Uber also has partnership with city authorities such as Boston, using trip-level data including date and time of trips, pickup/drop-off locations and distance traveled to analyze patterns and work out ways to improve roads and infrastructure.

Some companies like Parkopedia and Google are figuring out ways to use historical parking data to assumed that where and when the street parking is likely to be available for drivers.

And it seems this is exactly what Toyota is looking for to do this. it’s about collecting, aggregating, and processing amount of data from cars in real-time to create useful add-on services. A powerful networks are needed to accommodate this huge amount of data to do so, which is where NTT comes in to play.

Toyota plans a field trial for 2018, which will assess the feasibility and usability of any services developed as part of its R&D work with NTT.

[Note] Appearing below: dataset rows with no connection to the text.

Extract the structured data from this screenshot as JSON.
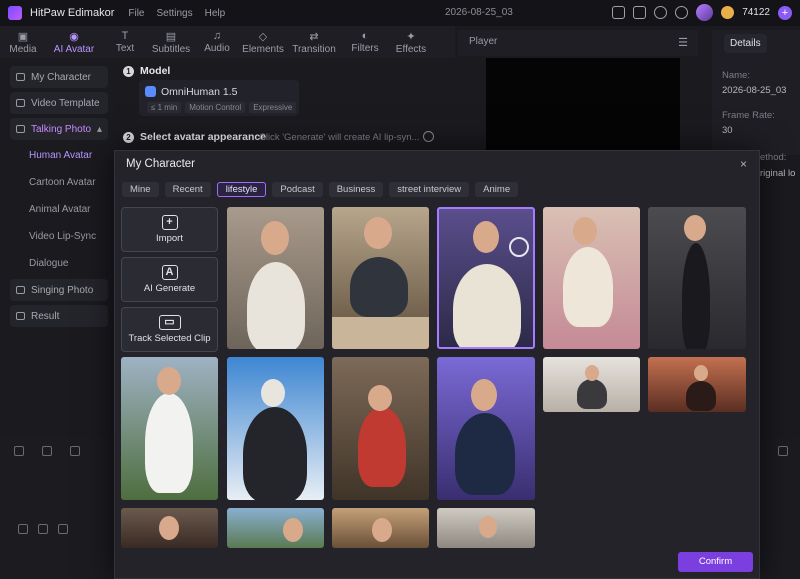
{
  "app": {
    "name": "HitPaw Edimakor",
    "menu": [
      "File",
      "Settings",
      "Help"
    ],
    "doc_title": "2026-08-25_03",
    "credits": "74122",
    "plus": "+"
  },
  "toolbar": [
    {
      "label": "Media",
      "icon": "media-icon"
    },
    {
      "label": "AI Avatar",
      "icon": "ai-avatar-icon",
      "active": true
    },
    {
      "label": "Text",
      "icon": "text-icon"
    },
    {
      "label": "Subtitles",
      "icon": "subtitles-icon"
    },
    {
      "label": "Audio",
      "icon": "audio-icon"
    },
    {
      "label": "Elements",
      "icon": "elements-icon"
    },
    {
      "label": "Transition",
      "icon": "transition-icon"
    },
    {
      "label": "Filters",
      "icon": "filters-icon"
    },
    {
      "label": "Effects",
      "icon": "effects-icon"
    }
  ],
  "player": {
    "title": "Player"
  },
  "details": {
    "tab": "Details",
    "name_label": "Name:",
    "name_value": "2026-08-25_03",
    "fps_label": "Frame Rate:",
    "fps_value": "30",
    "method_partial": "ethod:",
    "original_partial": "riginal lo"
  },
  "sidebar": {
    "items": [
      "My Character",
      "Video Template",
      "Talking Photo",
      "Singing Photo",
      "Result"
    ],
    "sub_items": [
      "Human Avatar",
      "Cartoon Avatar",
      "Animal Avatar",
      "Video Lip-Sync",
      "Dialogue"
    ]
  },
  "panel": {
    "step1": "Model",
    "step1_num": "1",
    "model_name": "OmniHuman 1.5",
    "model_tags": [
      "≤ 1 min",
      "Motion Control",
      "Expressive"
    ],
    "step2": "Select avatar appearance",
    "step2_num": "2",
    "hint": "Click 'Generate' will create AI lip-syn..."
  },
  "modal": {
    "title": "My Character",
    "close": "×",
    "chips": [
      "Mine",
      "Recent",
      "lifestyle",
      "Podcast",
      "Business",
      "street interview",
      "Anime"
    ],
    "active_chip": "lifestyle",
    "actions": [
      {
        "label": "Import",
        "icon": "import-icon",
        "glyph": "+"
      },
      {
        "label": "AI Generate",
        "icon": "ai-generate-icon",
        "glyph": "A"
      },
      {
        "label": "Track Selected Clip",
        "icon": "track-clip-icon",
        "glyph": "▭"
      }
    ],
    "confirm": "Confirm"
  },
  "colors": {
    "accent": "#7b3fe0",
    "selection": "#a57cff",
    "active_text": "#b896ff"
  }
}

Nissan is expected to launch Japan’s first self-driving car  Later this year, as the country’s government decide to making self-driving taxis a prominent feature of Tokyo in time for the Olympics in 2020. For more click